an invincible, don't you?" said Alice.
"I mean convincible," replied the Red Knight. "Because we always march to battle convinced that we shall be robbed of the fruits of victory."
"Then why fight at all?" said Alice.
The Red Knight looked at her in astonishment. "If we don't fight, how can we cry fraud afterwards?"
"But you don't absolutely have to cry fraud, do you?" said Alice, timidly.
For the first time since their acquaintance the Red Knight grew sarcastic. "If you can tell me any other way we can keep our spirits up, I'd be much obliged," he said.
"Your army doesn't seem to be a very large one," said Alice.
"Yes, it is," said the Red Knight. "I have countless millions on my side. But they are of a rather retiring disposition. You'd never suspect they were there if I didn't tell you. These men you see are only my Field Marshals. I don't suppose you have ever met them before, have you?"
"I never have," said Alice. "I am only eight,
Simeon Strunsky, A.B. (1879–1948) was an essayist who wrote for several magazines and newspapers throughout his career.
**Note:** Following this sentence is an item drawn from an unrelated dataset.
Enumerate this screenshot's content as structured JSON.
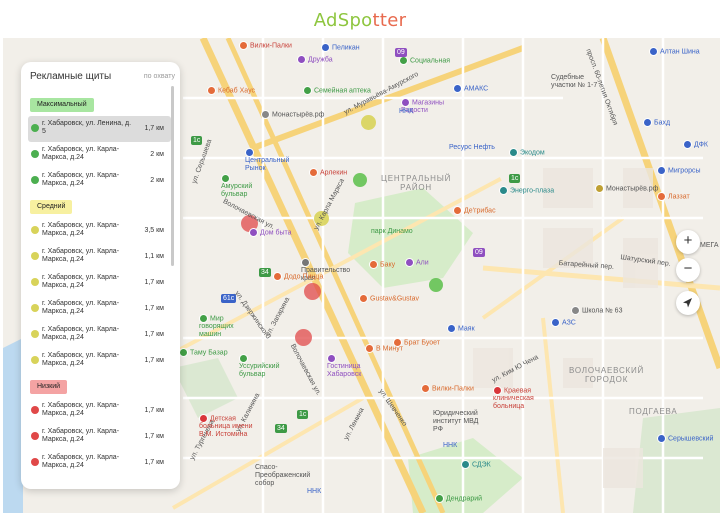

This manuscript is reprinted from the New York Evening Post and its full title is Through the Outlooking Glass With Theodore Roosevelt.
The essay is a satire based on the familiar Alice in Wonderland tropes and is a criticism of Theodore Roosevelt's decision to run for a third term under the auspices of The Bull Moose Party.
Unless the reader is aware of the political climate of 1912, the essay is of little value and its use of Alice in Wonderland will fall flat on today's modern readers.
Needless to say, for historians, especially of the fin de siècle era of the 20th century, there may be some insights on the vitriol that greeted the formation of a third party by a popular ex-President.